Thursday, June 24, 2010

Not Wyoming Yet: The Marcellus Shale Gas Drilling “Play”

by Hugh Rogers
August, 2008
A couple of years ago, a local geologist warned us about radon. A radioactive gas, radon may be harmless in small quantities but carcinogenic if it builds up in your basement. The geologist told us that radon leaks from the 365 million-year-old black shale that underlies this part of Randolph County.

Some health-related web sites call radon “the silent killer.” You might know it as NORM, “naturally occurring radioactive material.” For about $15, you can get a test kit at a hardware store to see if radon in your house is within safe limits. If it isn’t, you’d better find a way to vent it.

This low-level hazard wasn’t much talked about until last month, when the general public became aware that the natural gas industry had focused on a black shale, the Marcellus Formation. Radiation suddenly appeared in a constellation of dangers the new gas rush could bring.

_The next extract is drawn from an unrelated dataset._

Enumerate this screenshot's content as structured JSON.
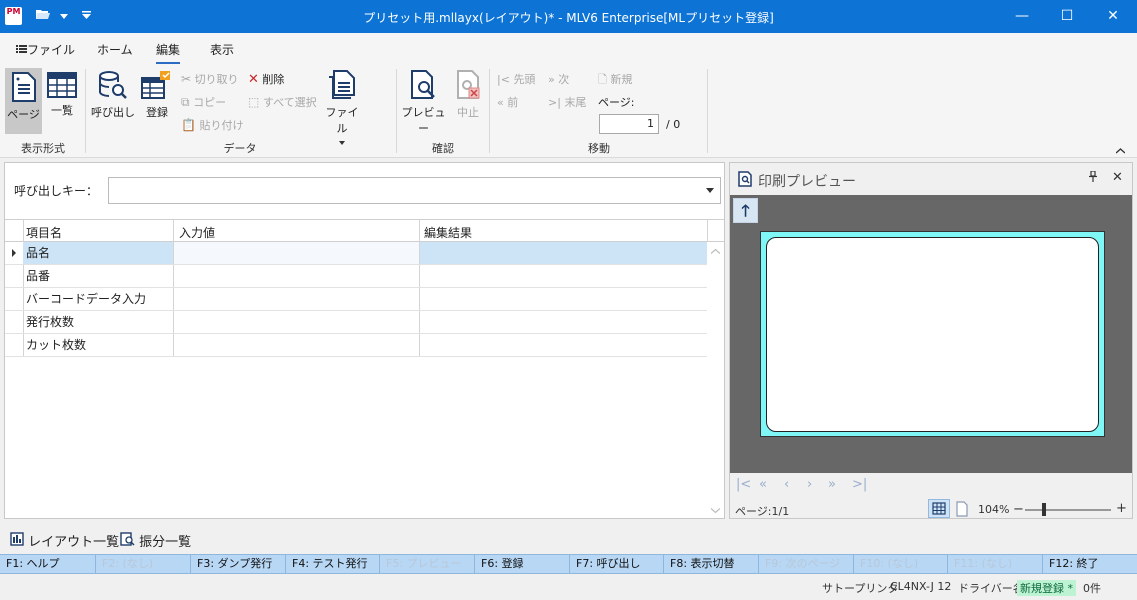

For everyone living above the black shale—it covers 54,000 square miles from southern New York across Pennsylvania to Ohio and West Virginia—the situation was no longer NORMal, and the public was no longer silent.